A scene is: Doing (Action), Thinking (Narrative), and Talking (Dialogue)
Obviously, we can’t know what others are thinking. We can see them moving, doing, and we find that interesting, but when they speak, we listen. The cell phone rings and we answer it. A loud speaker blares and we pause.
Talk is not cheap. Talk is tension.
A writer has a number of tools for story building: narration, action, description, and dialogue.
Description and narration will move it slowly, steadily, and easily along. Think literature.
Action and dialogue will speed it along—dialogue more so than action. When characters start talking, the story starts walking.
Dialogue reveals theme. “Sometimes the right course demands an act of piracy.” In the movie Pirates of the Caribbean, Jack Sparrow actually states the theme of the story in dialogue. When possible, allow your main character to speak the theme through dialogue.
Function of Dialogue
Dialogue reveals the character’s motives and opposing agendas. A dialogue scene propels the story into high gear. We love to eavesdrop; through words we reveal our heart. We introduce our characters through dialogue, expose their motivation, wants and needs.
Behavior is external; motives are internal.
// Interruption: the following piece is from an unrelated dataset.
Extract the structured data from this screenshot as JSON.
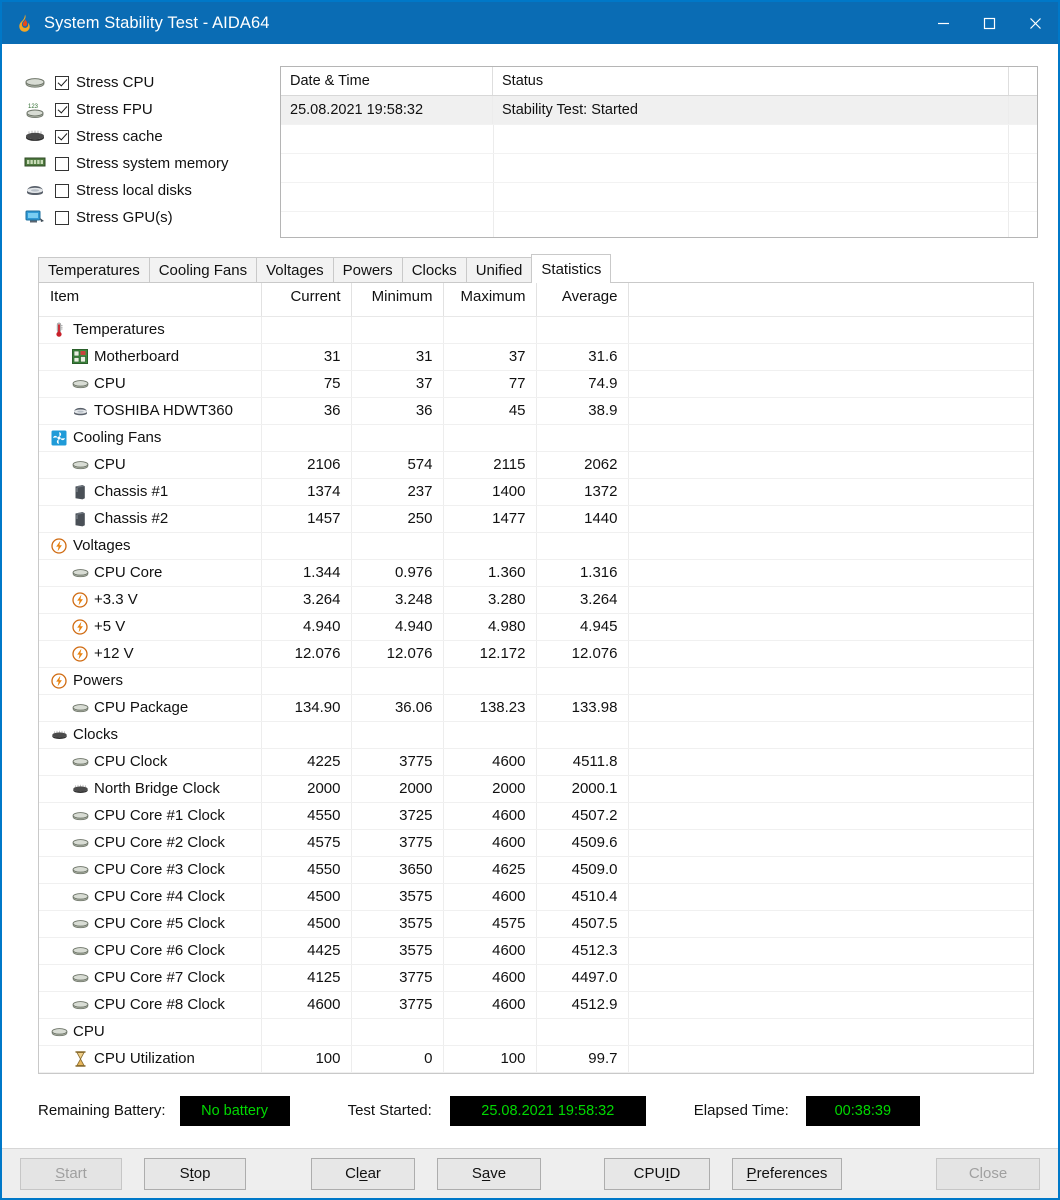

Dialogue presents both at once.
Elements of Dialogue
For dialogue to work it must:
Sound right for each character. There are four aspects to consider:
- Vocabulary (words each character uses)
- Words & Expressions unique to each character (establish a saying or phrase early in the story)
- Dialect (accent)
Since dialogue is best when it is an extension of action, give your characters different agendas in a scene. Then the dialogue will take care of itself as your characters work through a problem in the scene.